“The aim is to reduce paper consumption by targeting a sector as large as education.”
LittleMore Innovation Labs is a Singapore-based start-up (it has India operations and development centre in Chennai) that helps universities deliver paperless exams. It has a purpose-built device for writing (called the DigiTaal) supported by a secure ecosystem called the PEXA. “We have conducted over 1.5 million paperless exams with zero loss of data and, in the process, helped save 20 million sheets of paper,” says Srikanth Ganesan, founder, LittleMore Innovation Labs. “The aim is to reduce paper consumption by targeting a sector as large as education.” In an interview with FE’s Vikram Chaudhary, he shares the benefits of exams going digital. Excerpts:
India’s voting process has gone almost entirely electronic. The academic examination process, however, hasn’t. What are the reasons for half-hearted adoption of digital exams by schools, colleges, universities and even the government?
The adoption of new technology takes time. But there are frontrunners who take the lead—a few private institutions, and a government university, are the frontrunners in adopting paperless exams. Voting process went electronic as the government took the initiative to make it mandatory. Similarly, if concerned authorities support a no-paper exam policy, digital exams too will be adopted on scale.
There are concerns about electronic voting machines’ security, which, to an extent, can be verified using technology such as the voter-verified paper audit trail (VVPAT) system. Are there similar concerns in paperless testing?
Our solution has a fool-proof audit trail where every pen stroke of a student is recorded and captured. The entire chain of semester exam (descriptive questions and answers) from question paper setting to the evaluation process is recorded.
Is there data to show how much paper, and associated environmental costs due to logistics, can be saved if an exam goes paperless? Is there also data to show how much e-waste would be generated if a particular exam goes paperless?
Let’s consider the environment. India’s forest cover has declined by 29,000 sq-km over 30 years, as per a report by e-Green Watch, an initiative under the ministry of environment, forest and climate change. The World Bank noted that from 1960 to 2014, the emission of carbon dioxide in India grew from 0.3 to 1.7 metric tonnes per capita. Forest land is being converted into industrial spaces to manufacture commodities like paper, palm oil, fabrics and wood. In fact, the per capita paper consumption in India is over 13 kg a year. A digital exam process is eco-friendly (saves trees), cost-effective, saves time (an exam process cycle can be reduced by up to 75%), and eliminates logistics hurdles.
What is the meaning of “end-to-end paperless exams”?
It means that the entire exam process for descriptive questions, which are used in semester exams—from the paper being set, to evaluation and completion—does not involve use of any kind of paper.
What is the role of the PEXA in DigiTaal?

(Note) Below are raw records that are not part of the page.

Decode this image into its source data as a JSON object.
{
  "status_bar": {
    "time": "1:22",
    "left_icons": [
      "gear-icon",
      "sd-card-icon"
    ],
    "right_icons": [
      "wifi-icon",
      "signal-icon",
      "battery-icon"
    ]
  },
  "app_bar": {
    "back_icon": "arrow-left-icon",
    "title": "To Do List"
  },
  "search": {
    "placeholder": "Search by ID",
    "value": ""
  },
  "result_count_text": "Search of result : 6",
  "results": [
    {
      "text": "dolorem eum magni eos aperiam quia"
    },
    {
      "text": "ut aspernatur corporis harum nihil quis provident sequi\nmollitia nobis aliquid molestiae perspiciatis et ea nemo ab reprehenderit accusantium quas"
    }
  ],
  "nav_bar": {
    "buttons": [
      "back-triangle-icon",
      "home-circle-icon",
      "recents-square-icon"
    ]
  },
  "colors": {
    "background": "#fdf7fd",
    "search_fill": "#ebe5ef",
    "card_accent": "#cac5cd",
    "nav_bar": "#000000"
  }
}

PEXA is our software ecosystem, which controls delivery of exams on DigiTaal. PEXA works on a SaaS model, with services like authoring and evaluation running on the cloud and the rest in the device.
Which all schools, colleges, universities or bodies are using DigiTaal?
Tamil Nadu Agricultural University, Manipal University, IIIT-B, REVA University, VIT Vellore and Amravati, NIMHANS and others are using this solution.
Is DigiTaal able to match the speed, accuracy and convenience of pen and paper?
Yes, the DigiTaal works exactly like pen and paper. Students are allowed to familiarise themselves through basic training. They are also given a mock exam using the device prior to actual exam. Our team is always on ground for further support.
How much does the DigiTaal cost?
Pricing is subject to volumes of students, amongst other parameters, and this varies from customer to customer.
Isn’t it easier for objective-type exams to go paperless as compared to subjective-type question papers?
A good question paper has both multiple-choice questions as well as descriptive-type questions. You can’t have a solution addressing only one type of questions, and hence a great solution would be for both objective as well subjective type exams to go paperless. This is what we offer.
Who provides security for digital exams?
The entire chain is managed by us.
Which all countries have digitised their examination process entirely?
No one has done it till now, but there are universities interested in adopting this process in other parts of the world.
Were you part of the CAT going digital?
No, we were not. CAT exams only have multiple-choice questions, whereas we are addressing both descriptive as well as multiple-choice questions.